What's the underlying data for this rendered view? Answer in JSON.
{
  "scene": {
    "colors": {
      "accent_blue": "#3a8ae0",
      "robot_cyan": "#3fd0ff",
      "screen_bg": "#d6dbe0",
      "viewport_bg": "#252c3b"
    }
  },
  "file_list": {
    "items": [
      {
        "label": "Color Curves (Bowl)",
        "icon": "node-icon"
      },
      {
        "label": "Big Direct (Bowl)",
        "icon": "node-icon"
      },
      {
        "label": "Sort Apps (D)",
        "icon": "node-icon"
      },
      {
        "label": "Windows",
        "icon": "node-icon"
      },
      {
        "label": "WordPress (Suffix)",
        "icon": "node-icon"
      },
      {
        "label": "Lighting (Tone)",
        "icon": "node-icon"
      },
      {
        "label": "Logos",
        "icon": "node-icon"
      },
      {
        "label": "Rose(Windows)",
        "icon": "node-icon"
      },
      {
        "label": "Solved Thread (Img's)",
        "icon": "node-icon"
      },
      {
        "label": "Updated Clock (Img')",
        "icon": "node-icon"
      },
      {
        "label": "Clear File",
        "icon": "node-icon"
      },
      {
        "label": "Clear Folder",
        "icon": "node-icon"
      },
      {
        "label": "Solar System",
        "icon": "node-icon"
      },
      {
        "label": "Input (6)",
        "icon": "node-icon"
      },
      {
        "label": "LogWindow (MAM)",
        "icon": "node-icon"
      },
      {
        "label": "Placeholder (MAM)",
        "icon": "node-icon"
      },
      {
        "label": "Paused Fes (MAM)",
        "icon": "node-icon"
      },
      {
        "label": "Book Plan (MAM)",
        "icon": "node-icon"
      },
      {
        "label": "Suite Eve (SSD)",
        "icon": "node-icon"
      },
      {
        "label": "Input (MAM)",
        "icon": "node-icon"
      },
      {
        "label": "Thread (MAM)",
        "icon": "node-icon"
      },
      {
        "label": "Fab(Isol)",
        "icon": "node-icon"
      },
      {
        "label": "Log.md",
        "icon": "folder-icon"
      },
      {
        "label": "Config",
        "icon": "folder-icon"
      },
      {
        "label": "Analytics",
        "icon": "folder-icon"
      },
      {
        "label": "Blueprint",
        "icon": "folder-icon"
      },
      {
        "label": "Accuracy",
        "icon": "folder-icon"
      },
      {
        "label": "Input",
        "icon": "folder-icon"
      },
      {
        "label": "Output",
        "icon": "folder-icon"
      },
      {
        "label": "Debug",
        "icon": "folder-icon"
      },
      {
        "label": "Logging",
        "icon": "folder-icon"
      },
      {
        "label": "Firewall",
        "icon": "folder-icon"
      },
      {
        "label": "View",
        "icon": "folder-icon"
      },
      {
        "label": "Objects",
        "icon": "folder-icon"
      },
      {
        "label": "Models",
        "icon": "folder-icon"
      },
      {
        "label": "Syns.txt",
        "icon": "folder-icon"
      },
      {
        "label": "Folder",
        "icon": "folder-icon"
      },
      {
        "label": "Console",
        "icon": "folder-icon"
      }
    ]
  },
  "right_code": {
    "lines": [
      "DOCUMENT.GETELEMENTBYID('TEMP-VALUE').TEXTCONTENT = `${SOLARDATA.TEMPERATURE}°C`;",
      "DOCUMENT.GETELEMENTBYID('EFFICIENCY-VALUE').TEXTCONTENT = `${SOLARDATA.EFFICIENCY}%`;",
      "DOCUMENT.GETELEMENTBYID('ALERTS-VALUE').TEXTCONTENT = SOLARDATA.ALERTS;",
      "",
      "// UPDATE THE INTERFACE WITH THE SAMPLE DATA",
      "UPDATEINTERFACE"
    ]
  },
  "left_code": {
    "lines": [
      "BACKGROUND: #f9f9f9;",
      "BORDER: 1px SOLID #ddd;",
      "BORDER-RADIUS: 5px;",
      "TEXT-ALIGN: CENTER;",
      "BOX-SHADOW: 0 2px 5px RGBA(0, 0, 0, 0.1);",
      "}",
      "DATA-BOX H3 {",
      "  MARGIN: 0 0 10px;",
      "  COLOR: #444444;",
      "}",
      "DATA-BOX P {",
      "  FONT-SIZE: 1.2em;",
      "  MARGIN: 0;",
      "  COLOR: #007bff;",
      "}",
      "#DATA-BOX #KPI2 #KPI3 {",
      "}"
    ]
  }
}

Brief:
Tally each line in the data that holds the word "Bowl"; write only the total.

Answer space:
2